Magnesium Sulfate (mag-NEE-zee-um SUL-fate)
Prevents seizures in a pregnant woman with severe toxemia (eclampsia).
There may be other brand names for this medicine.
When This Medicine Should Not Be Used
You should not receive this medicine if you have had an allergic reaction to magnesium sulfate, or if you have severe kidney disease or heart block (a problem with heart rhythm, sometimes requiring a pacemaker).
How to Use This Medicine
- Your doctor will prescribe your exact dose and tell you how often it should be given.
- An intravenous (in-tra-VEEN-us) or IV injection is given through a tube put in one of your veins, usually in your arm, wrist, hand, or sometimes in your chest.
- This medicine may need to be given slowly, sometimes over several hours.
- A nurse or other caregiver trained to give injections will give your treatment.
Drugs and Foods to Avoid
Ask your doctor or pharmacist before using any other medicine, including over-the-counter medicines, vitamins, and herbal products.

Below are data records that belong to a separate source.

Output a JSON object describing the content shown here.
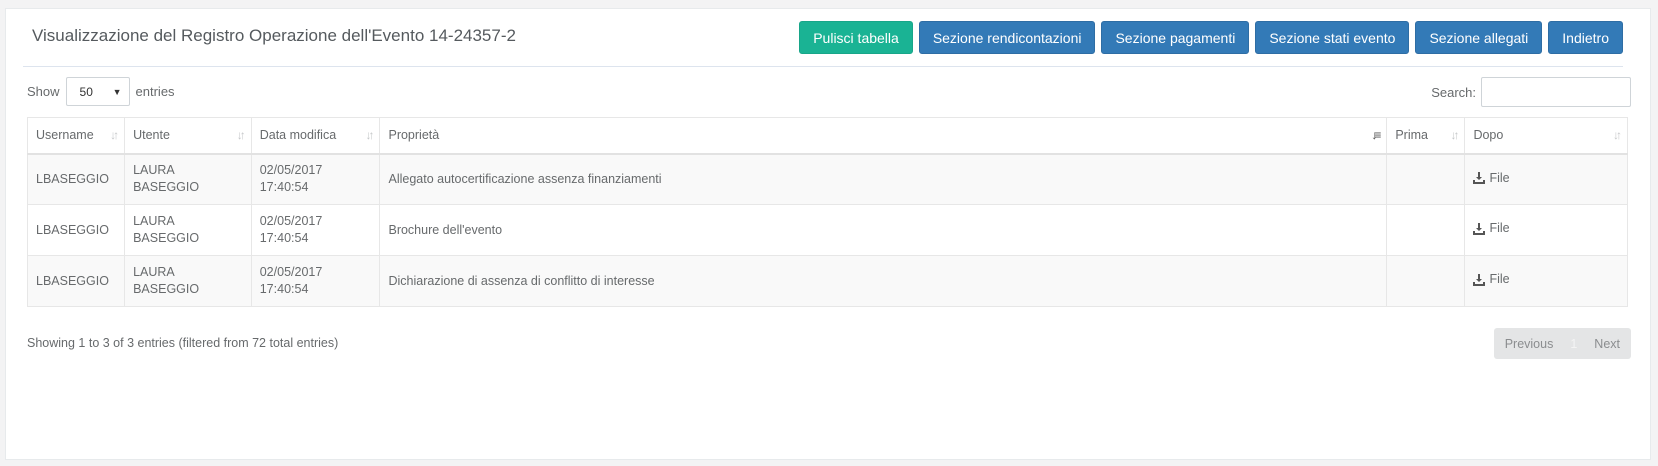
{
  "header": {
    "title": "Visualizzazione del Registro Operazione dell'Evento 14-24357-2",
    "buttons": {
      "clear": "Pulisci tabella",
      "reports": "Sezione rendicontazioni",
      "payments": "Sezione pagamenti",
      "states": "Sezione stati evento",
      "attachments": "Sezione allegati",
      "back": "Indietro"
    }
  },
  "controls": {
    "show_label": "Show",
    "page_size": "50",
    "entries_label": "entries",
    "search_label": "Search:",
    "search_value": ""
  },
  "table": {
    "columns": [
      "Username",
      "Utente",
      "Data modifica",
      "Proprietà",
      "Prima",
      "Dopo"
    ],
    "rows": [
      {
        "username": "LBASEGGIO",
        "utente_1": "LAURA",
        "utente_2": "BASEGGIO",
        "date_1": "02/05/2017",
        "date_2": "17:40:54",
        "proprieta": "Allegato autocertificazione assenza finanziamenti",
        "prima": "",
        "dopo": "File"
      },
      {
        "username": "LBASEGGIO",
        "utente_1": "LAURA",
        "utente_2": "BASEGGIO",
        "date_1": "02/05/2017",
        "date_2": "17:40:54",
        "proprieta": "Brochure dell'evento",
        "prima": "",
        "dopo": "File"
      },
      {
        "username": "LBASEGGIO",
        "utente_1": "LAURA",
        "utente_2": "BASEGGIO",
        "date_1": "02/05/2017",
        "date_2": "17:40:54",
        "proprieta": "Dichiarazione di assenza di conflitto di interesse",
        "prima": "",
        "dopo": "File"
      }
    ]
  },
  "footer": {
    "info": "Showing 1 to 3 of 3 entries (filtered from 72 total entries)",
    "prev": "Previous",
    "page": "1",
    "next": "Next"
  },
  "colors": {
    "primary": "#337ab7",
    "success": "#1ab394",
    "text": "#676a6c"
  },
  "icons": {
    "sort": "sort-icon",
    "sort_active": "sort-desc-icon",
    "download": "download-icon",
    "select_caret": "caret-down-icon"
  }
}
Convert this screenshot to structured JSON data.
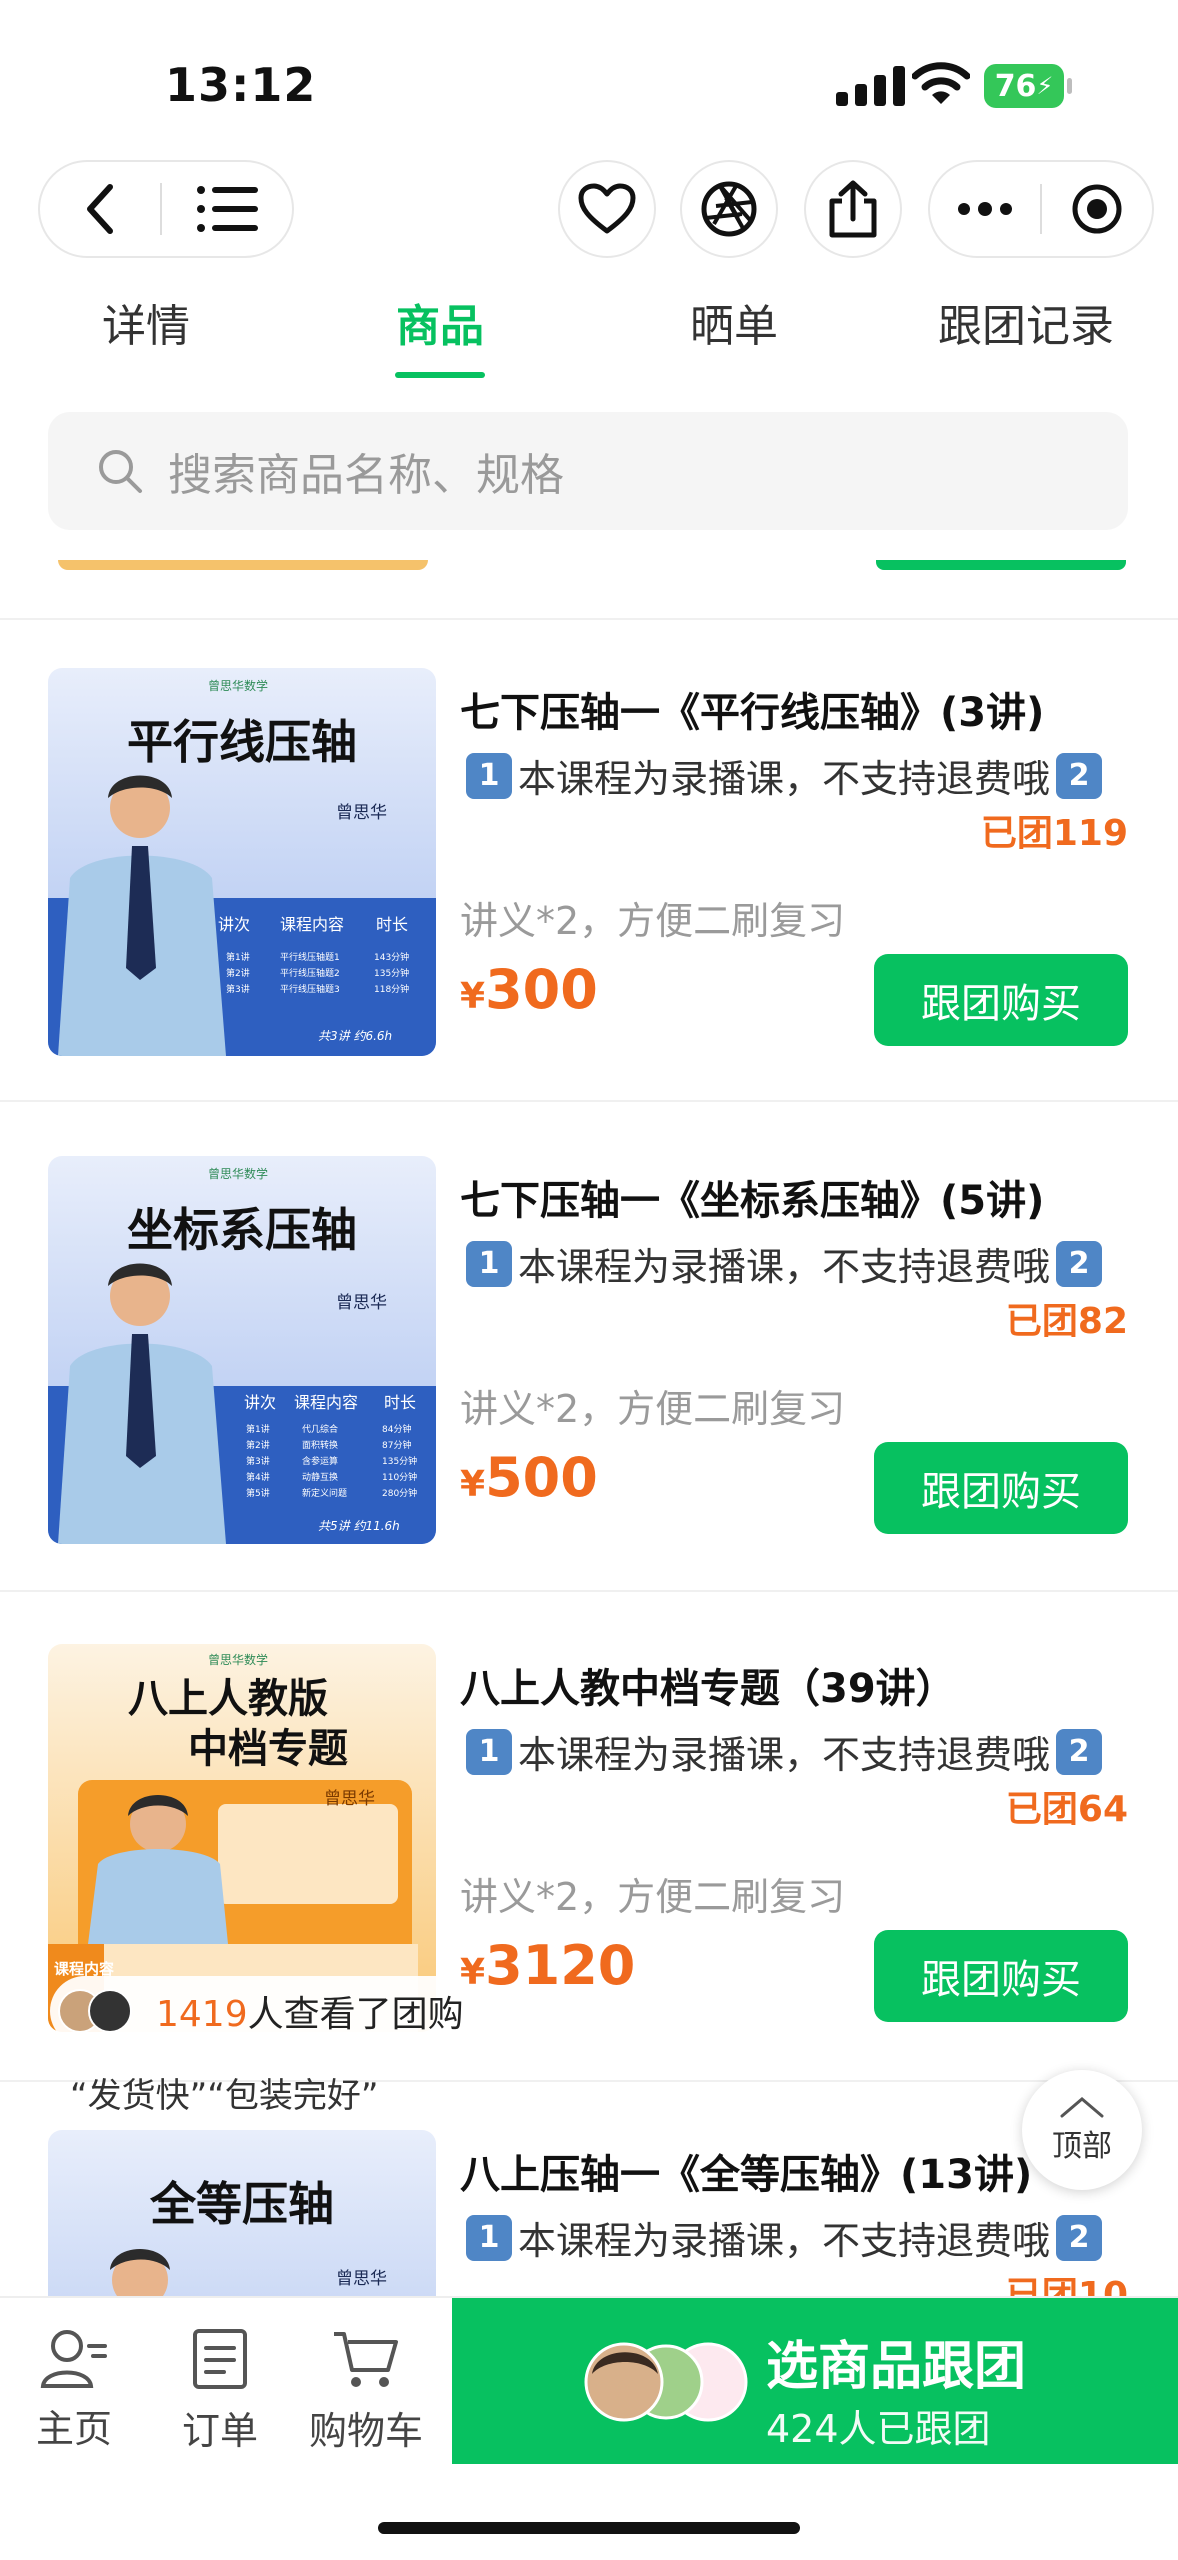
{
  "status_bar": {
    "time": "13:12",
    "battery": "76"
  },
  "tabs": [
    {
      "label": "详情"
    },
    {
      "label": "商品"
    },
    {
      "label": "晒单"
    },
    {
      "label": "跟团记录"
    }
  ],
  "active_tab": "商品",
  "search": {
    "placeholder": "搜索商品名称、规格"
  },
  "icons": {
    "back": "chevron-left-icon",
    "menu": "list-icon",
    "favorite": "heart-icon",
    "share_moments": "aperture-icon",
    "share": "share-icon",
    "more": "more-icon",
    "record": "record-icon"
  },
  "colors": {
    "accent": "#07c160",
    "price": "#f06a1e",
    "badge": "#4f86c6"
  },
  "products": [
    {
      "title": "七下压轴一《平行线压轴》(3讲)",
      "desc": "本课程为录播课，不支持退费哦",
      "badge1": "1",
      "badge2": "2",
      "group_count": "已团119",
      "note": "讲义*2，方便二刷复习",
      "currency": "¥",
      "price": "300",
      "button": "跟团购买",
      "thumb": {
        "brand": "曾思华数学",
        "heading": "平行线压轴",
        "teacher": "曾思华",
        "headers": [
          "讲次",
          "课程内容",
          "时长"
        ],
        "rows": [
          [
            "第1讲",
            "平行线压轴题1",
            "143分钟"
          ],
          [
            "第2讲",
            "平行线压轴题2",
            "135分钟"
          ],
          [
            "第3讲",
            "平行线压轴题3",
            "118分钟"
          ]
        ],
        "footer": "共3讲 约6.6h"
      }
    },
    {
      "title": "七下压轴一《坐标系压轴》(5讲)",
      "desc": "本课程为录播课，不支持退费哦",
      "badge1": "1",
      "badge2": "2",
      "group_count": "已团82",
      "note": "讲义*2，方便二刷复习",
      "currency": "¥",
      "price": "500",
      "button": "跟团购买",
      "thumb": {
        "brand": "曾思华数学",
        "heading": "坐标系压轴",
        "teacher": "曾思华",
        "headers": [
          "讲次",
          "课程内容",
          "时长"
        ],
        "rows": [
          [
            "第1讲",
            "代几综合",
            "84分钟"
          ],
          [
            "第2讲",
            "面积转换",
            "87分钟"
          ],
          [
            "第3讲",
            "含参运算",
            "135分钟"
          ],
          [
            "第4讲",
            "动静互换",
            "110分钟"
          ],
          [
            "第5讲",
            "新定义问题",
            "280分钟"
          ]
        ],
        "footer": "共5讲 约11.6h"
      }
    },
    {
      "title": "八上人教中档专题（39讲）",
      "desc": "本课程为录播课，不支持退费哦",
      "badge1": "1",
      "badge2": "2",
      "group_count": "已团64",
      "note": "讲义*2，方便二刷复习",
      "currency": "¥",
      "price": "3120",
      "button": "跟团购买",
      "thumb": {
        "brand": "曾思华数学",
        "heading1": "八上人教版",
        "heading2": "中档专题",
        "teacher": "曾思华",
        "side_label": "课程内容"
      }
    },
    {
      "title": "八上压轴一《全等压轴》(13讲)",
      "desc": "本课程为录播课，不支持退费哦",
      "badge1": "1",
      "badge2": "2",
      "group_count": "已团10",
      "thumb": {
        "heading": "全等压轴",
        "teacher": "曾思华"
      }
    }
  ],
  "viewers": {
    "count": "1419",
    "text": "人查看了团购"
  },
  "review_quote": "“发货快”“包装完好”",
  "to_top": "顶部",
  "bottom_nav": [
    {
      "label": "主页",
      "icon": "user-icon"
    },
    {
      "label": "订单",
      "icon": "order-icon"
    },
    {
      "label": "购物车",
      "icon": "cart-icon"
    }
  ],
  "cta": {
    "title": "选商品跟团",
    "subtitle": "424人已跟团"
  }
}
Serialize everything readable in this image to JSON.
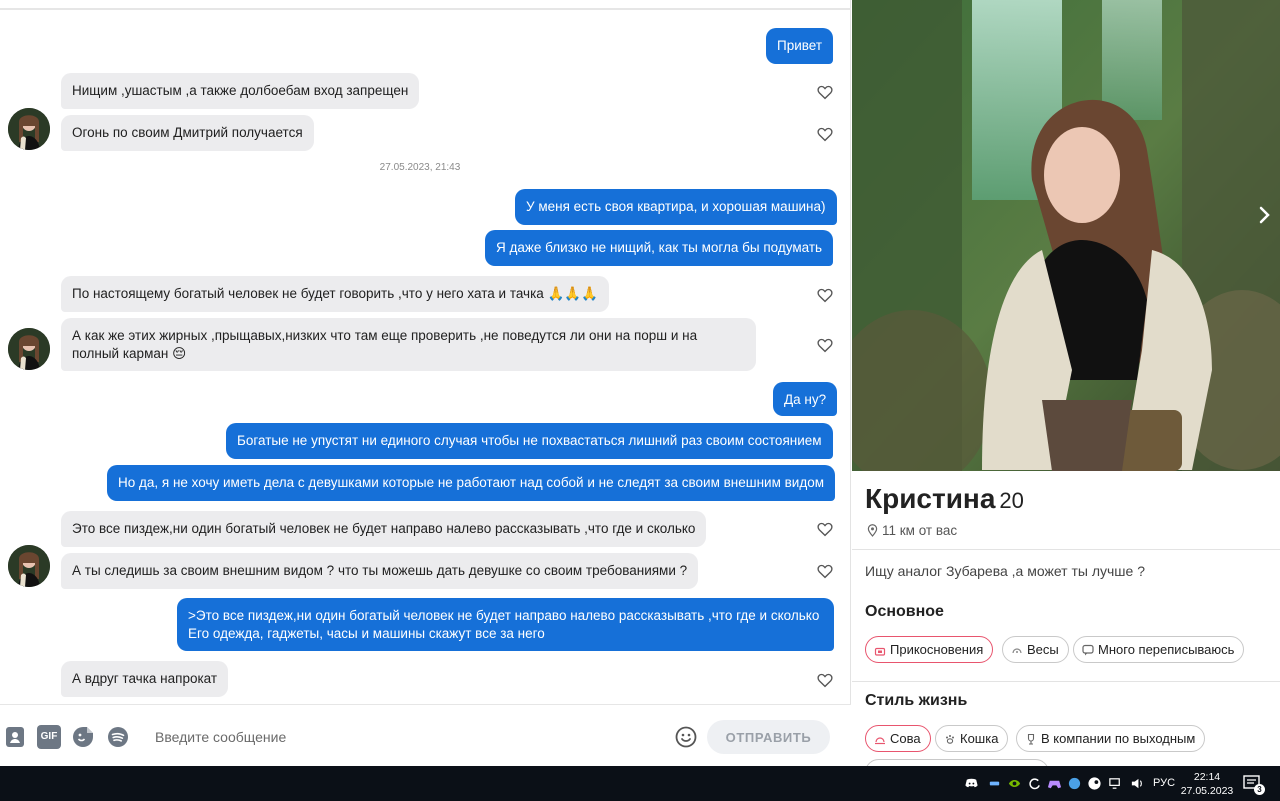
{
  "chat": {
    "messages": [
      {
        "text": "Привет"
      },
      {
        "text": "Нищим ,ушастым ,а также долбоебам вход запрещен"
      },
      {
        "text": "Огонь по своим Дмитрий получается"
      },
      {
        "text": "У меня есть своя квартира, и хорошая машина)"
      },
      {
        "text": "Я даже близко не нищий, как ты могла бы подумать"
      },
      {
        "text": "По настоящему богатый человек не будет говорить ,что у него хата и тачка 🙏🙏🙏"
      },
      {
        "text": "А как же этих жирных ,прыщавых,низких что там еще проверить ,не поведутся ли они на порш и на полный карман 😔"
      },
      {
        "text": "Да ну?"
      },
      {
        "text": "Богатые не упустят ни единого случая чтобы не похвастаться лишний раз своим состоянием"
      },
      {
        "text": "Но да, я не хочу иметь дела с девушками которые не работают над собой и не следят за своим внешним видом"
      },
      {
        "text": "Это все пиздеж,ни один богатый человек не будет направо налево рассказывать ,что где и сколько"
      },
      {
        "text": "А ты следишь за своим внешним видом ? что ты можешь дать девушке со своим требованиями ?"
      },
      {
        "text": ">Это все пиздеж,ни один богатый человек не будет направо налево рассказывать ,что где и сколько Его одежда, гаджеты, часы и машины скажут все за него"
      },
      {
        "text": "А вдруг тачка напрокат"
      }
    ],
    "date_separator": "27.05.2023, 21:43",
    "composer": {
      "placeholder": "Введите сообщение",
      "send_label": "ОТПРАВИТЬ",
      "gif_label": "GIF"
    }
  },
  "profile": {
    "name": "Кристина",
    "age": "20",
    "distance": "11 км от вас",
    "bio": "Ищу аналог Зубарева ,а может ты лучше ?",
    "sections": [
      {
        "title": "Основное",
        "chips": [
          "Прикосновения",
          "Весы",
          "Много переписываюсь"
        ]
      },
      {
        "title": "Стиль жизнь",
        "chips": [
          "Сова",
          "Кошка",
          "В компании по выходным"
        ]
      }
    ]
  },
  "taskbar": {
    "language": "РУС",
    "time": "22:14",
    "date": "27.05.2023",
    "notification_count": "3"
  },
  "colors": {
    "outgoing_bubble": "#1670d8",
    "incoming_bubble": "#ececee",
    "chip_selected_border": "#e8556e",
    "taskbar": "#0b1017"
  }
}
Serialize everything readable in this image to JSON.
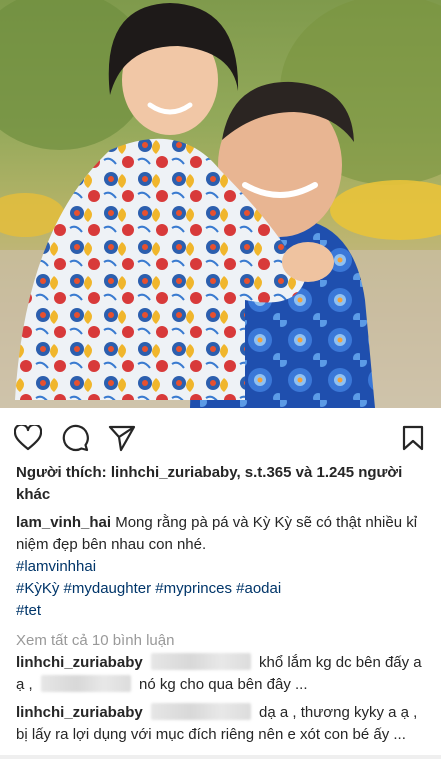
{
  "likes": {
    "prefix": "Người thích:",
    "users": "linhchi_zuriababy, s.t.365",
    "and_word": "và",
    "others_count": "1.245",
    "others_word": "người khác"
  },
  "caption": {
    "username": "lam_vinh_hai",
    "text": "Mong rằng pà pá và Kỳ Kỳ sẽ có thật nhiều kỉ niệm đẹp bên nhau con nhé.",
    "hashtags_line1": "#lamvinhhai",
    "hashtags_line2": [
      "#KỳKỳ",
      "#mydaughter",
      "#myprinces",
      "#aodai"
    ],
    "hashtags_line3": "#tet"
  },
  "view_all_comments": "Xem tất cả 10 bình luận",
  "comments": [
    {
      "username": "linhchi_zuriababy",
      "text_part1": "khổ lắm kg dc bên đấy a ạ ,",
      "text_part2": "nó kg cho qua bên đây ..."
    },
    {
      "username": "linhchi_zuriababy",
      "text_part1": "dạ a , thương kyky a ạ , bị lấy ra lợi dụng với mục đích riêng nên e xót con bé ấy ..."
    }
  ],
  "icons": {
    "like": "heart-icon",
    "comment": "comment-icon",
    "share": "share-icon",
    "save": "bookmark-icon"
  },
  "colors": {
    "text": "#262626",
    "hashtag": "#003569",
    "muted": "#999999"
  }
}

- Make sure your doctor knows if you are also using antibiotics like gentamicin or streptomycin, a diuretic ("water pill"), cyclosporine (Sandimmune®), digitalis (Lanoxin®), amphotericin B (Abelcet®, Fungizone®), or cisplatin (Platinol®).
- Make sure your doctor knows if you drink alcohol.
Warnings While Using This Medicine
- If you are breastfeeding, talk to your doctor before receiving this medicine.
- Make sure your doctor knows if you have kidney disease.
Possible Side Effects While Using This Medicine
Call your doctor right away if you notice any of these side effects:
- Flushing or sweating
- Lightheadedness or dizziness, especially when standing up
- Loss of muscle control
- Trouble breathing
If you notice other side effects that you think are caused by this medicine, tell your doctor
Call your doctor for medical advice about side effects. You may report side effects to FDA at 1-800-FDA-1088
Review Date: 2011-02-04